Profile picture for John Lundstrom

Contact Information

4064-C Natural History Building
1301 Green St.
Urbana, IL 61801
Teaching Assistant
Advisor: Dr. Larry Di Girolamo


I am a second year master’s student under the advice of Larry Di Girolamo working to understand the practical limitations of a tomographic technique (AT3D) to retrieve cloud and aerosol properties from multi-angle satellite images. I am fascinated by inversion theory, radiative transfer, and computer science, and I enjoy the broad application of my work to many different fields in the earth sciences. Prior to enrolling in the University of Illinois, I spent one year researching an inverse problem in medical imaging called Magnetic Resonance Fingerprinting. I built a foundation in math, physics, and computer science in undergraduate studies at Regis University where I majored in mathematics and computational physics and participated in faculty research on particle physics (freshman year) and active galactic nuclei (senior year).

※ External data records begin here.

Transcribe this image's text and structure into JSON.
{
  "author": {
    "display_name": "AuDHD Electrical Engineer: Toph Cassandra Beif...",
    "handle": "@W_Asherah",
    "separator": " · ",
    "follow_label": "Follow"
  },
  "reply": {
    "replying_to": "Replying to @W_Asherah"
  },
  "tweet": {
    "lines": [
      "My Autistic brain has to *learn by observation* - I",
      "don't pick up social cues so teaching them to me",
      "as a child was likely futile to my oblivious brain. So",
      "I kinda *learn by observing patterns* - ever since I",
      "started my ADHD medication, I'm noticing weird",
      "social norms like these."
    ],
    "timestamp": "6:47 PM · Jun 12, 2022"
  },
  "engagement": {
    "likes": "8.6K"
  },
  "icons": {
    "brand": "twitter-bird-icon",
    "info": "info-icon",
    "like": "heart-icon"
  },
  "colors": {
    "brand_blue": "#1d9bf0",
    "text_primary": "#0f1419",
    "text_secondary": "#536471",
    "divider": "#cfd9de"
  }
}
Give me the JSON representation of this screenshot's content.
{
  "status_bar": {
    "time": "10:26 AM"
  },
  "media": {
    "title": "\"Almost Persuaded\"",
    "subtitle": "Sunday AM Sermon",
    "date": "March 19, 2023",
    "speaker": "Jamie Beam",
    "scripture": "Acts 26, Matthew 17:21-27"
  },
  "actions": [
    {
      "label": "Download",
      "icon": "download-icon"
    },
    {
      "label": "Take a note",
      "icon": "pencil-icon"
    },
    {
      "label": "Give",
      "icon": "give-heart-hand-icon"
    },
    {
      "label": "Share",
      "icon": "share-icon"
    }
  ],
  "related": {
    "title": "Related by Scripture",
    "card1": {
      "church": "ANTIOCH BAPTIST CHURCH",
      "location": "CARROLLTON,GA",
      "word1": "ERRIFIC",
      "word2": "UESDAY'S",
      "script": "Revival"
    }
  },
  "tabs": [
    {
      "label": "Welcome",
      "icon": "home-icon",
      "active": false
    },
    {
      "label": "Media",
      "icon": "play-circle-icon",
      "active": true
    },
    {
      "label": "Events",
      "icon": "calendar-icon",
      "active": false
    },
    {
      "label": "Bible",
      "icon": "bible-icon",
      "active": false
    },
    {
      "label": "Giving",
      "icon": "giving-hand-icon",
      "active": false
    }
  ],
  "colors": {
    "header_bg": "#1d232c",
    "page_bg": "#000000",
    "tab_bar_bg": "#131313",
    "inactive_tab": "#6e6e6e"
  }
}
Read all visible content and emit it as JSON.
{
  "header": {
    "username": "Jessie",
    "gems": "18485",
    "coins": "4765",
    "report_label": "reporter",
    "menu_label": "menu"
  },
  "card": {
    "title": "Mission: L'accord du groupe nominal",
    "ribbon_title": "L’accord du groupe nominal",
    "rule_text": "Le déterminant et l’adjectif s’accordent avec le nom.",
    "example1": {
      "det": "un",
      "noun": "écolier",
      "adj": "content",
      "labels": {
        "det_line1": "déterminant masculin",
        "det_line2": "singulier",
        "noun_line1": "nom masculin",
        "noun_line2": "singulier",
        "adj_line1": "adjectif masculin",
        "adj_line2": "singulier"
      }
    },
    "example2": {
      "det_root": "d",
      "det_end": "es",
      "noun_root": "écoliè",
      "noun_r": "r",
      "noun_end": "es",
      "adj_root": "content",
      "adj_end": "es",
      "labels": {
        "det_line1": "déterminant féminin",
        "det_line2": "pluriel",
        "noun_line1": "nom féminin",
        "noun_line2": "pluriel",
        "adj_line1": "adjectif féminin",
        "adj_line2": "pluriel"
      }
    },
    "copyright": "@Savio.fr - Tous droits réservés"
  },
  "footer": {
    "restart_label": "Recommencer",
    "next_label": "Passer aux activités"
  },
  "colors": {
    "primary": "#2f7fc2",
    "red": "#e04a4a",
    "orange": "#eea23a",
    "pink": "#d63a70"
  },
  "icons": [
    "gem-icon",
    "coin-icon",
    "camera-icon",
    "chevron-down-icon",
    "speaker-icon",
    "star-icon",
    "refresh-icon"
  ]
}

Research Description

Observations of cloud and aerosol properties play an important role in areas of research such as climate modeling, large eddy simulations, aerosol-cloud interactions, and air quality. The uncertainty in the measurements of clouds and aerosols propagates to the studies from such fields. Hence, it is imperative that we make accurate measurements of cloud optical and microphysical properties to reduce uncertainty in the numerous studies that require these observations. Current remote sensing methods to retrieve these cloud properties suffer from assumptions such as the plane parallel assumption and the independent pixel approximation, which cause biased measurements in regimes such as trade cumulus where there is high spatial heterogeneity. The recent method called Atmospheric Tomography with 3D Radiative Transfer (AT3D) makes use of 3D radiative transfer to remove these assumptions providing the opportunity to make more accurate measurements while also having the advantage of retrieving the 3-dimensional distribution of cloud and aerosol properties. Initial validation in a theoretical framework demonstrates accurate retrievals in conditions of low optical thickness and high spatial heterogeneity – conditions where current methods make biased measurements. My work focuses on examining the practical application of AT3D using observations from the Multi-angle Imaging SpectroRadiometer (MISR) aboard the NASA TERRA satellite, which has been collecting multi-angle images for over 20 years. I am exploring the practical limitations likely to be encountered with real observations.


M.S. Atmospheric Sciences | University of Illinois Urbana-Champaign | In Progress

B.S. Computational Physics, Summa Cum Laude | Regis University, Denver, CO | May 2021

B.S. Mathematics, Summa Cum Laude | Regis University, Denver, CO | May 2021

Awards and Honors

Campion Physics Award | Regis University, Denver, CO | May 2021